§ **Data extract**:
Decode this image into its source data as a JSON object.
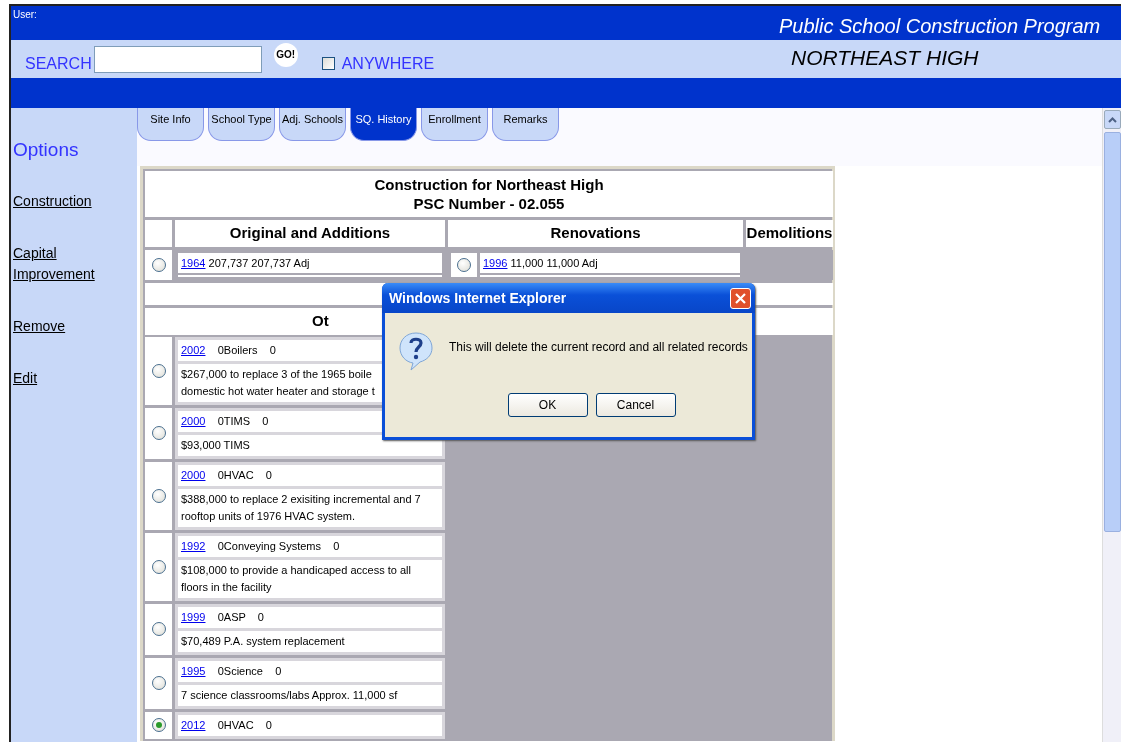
{
  "header": {
    "user_label": "User:",
    "title": "Public School Construction Program",
    "school_name": "NORTHEAST HIGH"
  },
  "search": {
    "label": "SEARCH",
    "go_button": "GO!",
    "anywhere": {
      "label": "ANYWHERE",
      "checked": false
    }
  },
  "tabs": [
    {
      "label": "Site Info",
      "selected": false
    },
    {
      "label": "School Type",
      "selected": false
    },
    {
      "label": "Adj. Schools",
      "selected": false
    },
    {
      "label": "SQ. History",
      "selected": true
    },
    {
      "label": "Enrollment",
      "selected": false
    },
    {
      "label": "Remarks",
      "selected": false
    }
  ],
  "sidebar": {
    "title": "Options",
    "items": [
      "Construction",
      "Capital Improvement",
      "Remove",
      "Edit"
    ]
  },
  "construction": {
    "title": "Construction for Northeast High",
    "subtitle": "PSC Number - 02.055",
    "columns": [
      "Original and Additions",
      "Renovations",
      "Demolitions"
    ],
    "original": [
      {
        "year": "1964",
        "area": "207,737",
        "area_adj": "207,737 Adj",
        "selected": false
      }
    ],
    "renovations": [
      {
        "year": "1996",
        "area": "11,000",
        "area_adj": "11,000 Adj",
        "selected": false
      }
    ],
    "other_heading": "Ot",
    "records": [
      {
        "year": "2002",
        "category": "0Boilers",
        "amount": "0",
        "description": [
          "$267,000 to replace 3 of the 1965 boile",
          "domestic hot water heater and storage t"
        ],
        "selected": false
      },
      {
        "year": "2000",
        "category": "0TIMS",
        "amount": "0",
        "description": [
          "$93,000 TIMS"
        ],
        "selected": false
      },
      {
        "year": "2000",
        "category": "0HVAC",
        "amount": "0",
        "description": [
          "$388,000 to replace 2 exisiting incremental and 7",
          "rooftop units of 1976 HVAC system."
        ],
        "selected": false
      },
      {
        "year": "1992",
        "category": "0Conveying Systems",
        "amount": "0",
        "description": [
          "$108,000 to provide a handicaped access to all",
          "floors in the facility"
        ],
        "selected": false
      },
      {
        "year": "1999",
        "category": "0ASP",
        "amount": "0",
        "description": [
          "$70,489 P.A. system replacement"
        ],
        "selected": false
      },
      {
        "year": "1995",
        "category": "0Science",
        "amount": "0",
        "description": [
          "7 science classrooms/labs Approx. 11,000 sf"
        ],
        "selected": false
      },
      {
        "year": "2012",
        "category": "0HVAC",
        "amount": "0",
        "selected": true
      }
    ]
  },
  "dialog": {
    "title": "Windows Internet Explorer",
    "message": "This will delete the current record and all related records",
    "buttons": [
      "OK",
      "Cancel"
    ]
  }
}
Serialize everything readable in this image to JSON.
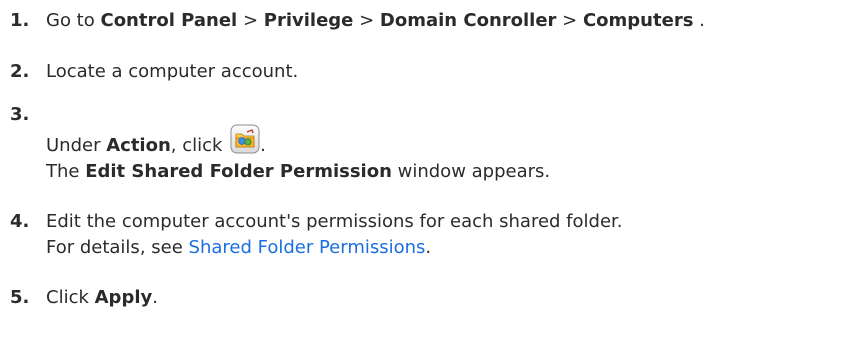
{
  "steps": [
    {
      "number": "1.",
      "text": {
        "go_to": "Go to ",
        "control_panel": "Control Panel",
        "sep1": " > ",
        "privilege": "Privilege",
        "sep2": " > ",
        "domain_controller": "Domain Conroller",
        "sep3": " > ",
        "computers": "Computers",
        "end": " ."
      }
    },
    {
      "number": "2.",
      "text": "Locate a computer account."
    },
    {
      "number": "3.",
      "text": {
        "under": "Under ",
        "action": "Action",
        "click": ", click ",
        "period": ".",
        "window_prefix": "The ",
        "window_name": "Edit Shared Folder Permission",
        "window_suffix": " window appears."
      },
      "icon": "edit-shared-folder-permission-icon"
    },
    {
      "number": "4.",
      "text": {
        "line1": "Edit the computer account's permissions for each shared folder.",
        "details_prefix": "For details, see ",
        "link": "Shared Folder Permissions",
        "details_suffix": "."
      }
    },
    {
      "number": "5.",
      "text": {
        "click": "Click ",
        "apply": "Apply",
        "end": "."
      }
    }
  ],
  "colors": {
    "text": "#2b2b2b",
    "link": "#1a6fe0"
  }
}
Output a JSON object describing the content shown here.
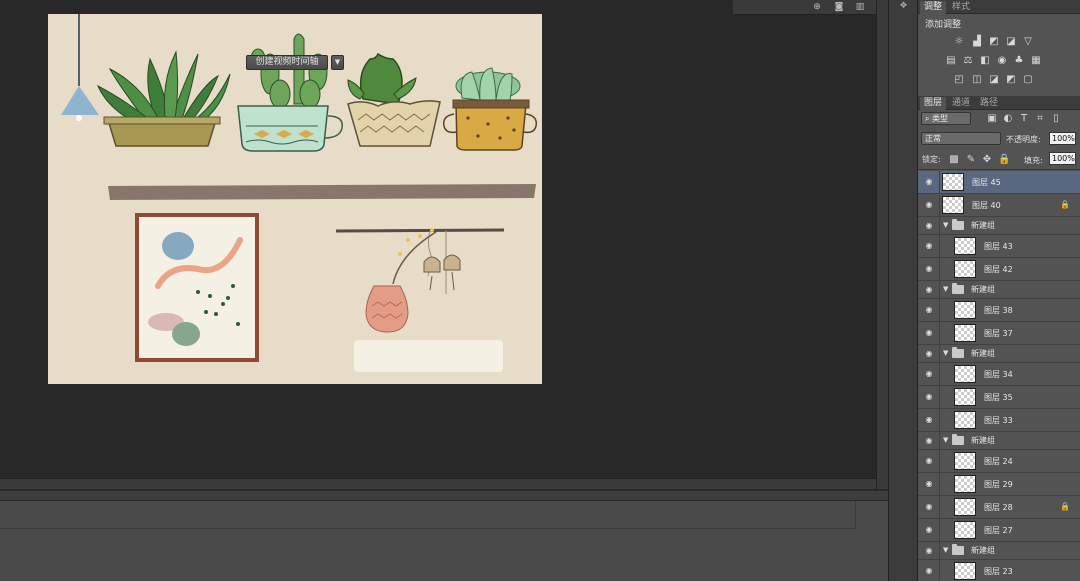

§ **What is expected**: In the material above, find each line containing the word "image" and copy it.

§ **Expected output**:
Decode this image into its source data as a JSON object.
Serialize everything readable in this image to JSON.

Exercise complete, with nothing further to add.